Study shows stroke damage could be reversible

The early use of “clot-busting” drugs reversed stroke injury in subjects participating in a study at the University of California Los Angeles Stroke Unit. The university’s Dr. Chelsea Kidwell says that the study offers proof that brain injury from stroke can be reversed in humans.

The study used a type of magnetic resonance imaging (MRI) to study the condition of seven patients after an acute stroke, before and after treatment with the drugs. Reporting in the April issue of Annals of Neurology, the researchers say their findings demonstrate that when the clot dissolves, it can prevent further brain injury from a stroke and reverse damage that has occurred.

Clot busting (or thrombolytic) drugs, which work by dissolving the blood clot that is stopping blood flow, are often used to treat heart attacks. Timing is crucial for both strokes and heart attacks, as the drugs must be administered within three hours of the start of symptoms.

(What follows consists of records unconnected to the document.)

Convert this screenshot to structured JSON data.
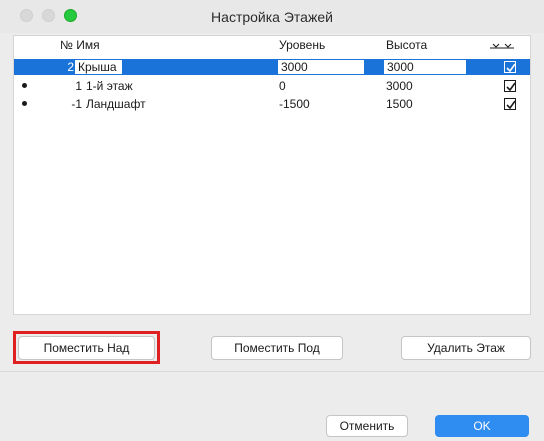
{
  "window": {
    "title": "Настройка Этажей"
  },
  "table": {
    "headers": {
      "num_name": "№ Имя",
      "level": "Уровень",
      "height": "Высота"
    },
    "rows": [
      {
        "num": "2",
        "name": "Крыша",
        "level": "3000",
        "height": "3000",
        "checked": true,
        "selected": true,
        "bullet": false
      },
      {
        "num": "1",
        "name": "1-й этаж",
        "level": "0",
        "height": "3000",
        "checked": true,
        "selected": false,
        "bullet": true
      },
      {
        "num": "-1",
        "name": "Ландшафт",
        "level": "-1500",
        "height": "1500",
        "checked": true,
        "selected": false,
        "bullet": true
      }
    ]
  },
  "buttons": {
    "place_above": "Поместить Над",
    "place_below": "Поместить Под",
    "delete_floor": "Удалить Этаж",
    "cancel": "Отменить",
    "ok": "OK"
  },
  "colors": {
    "selection": "#1a73d9",
    "highlight": "#e02020",
    "ok": "#2f8cf0",
    "traffic_green": "#27c93f"
  }
}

Doctors say there is a critical “time window” during which the drugs can be given safely and effectively. The most important consideration is getting the stroke patient to the hospital in time for the treatment to be given. With this new search showing that the drugs can actually reverse damage, that timing is more important than ever.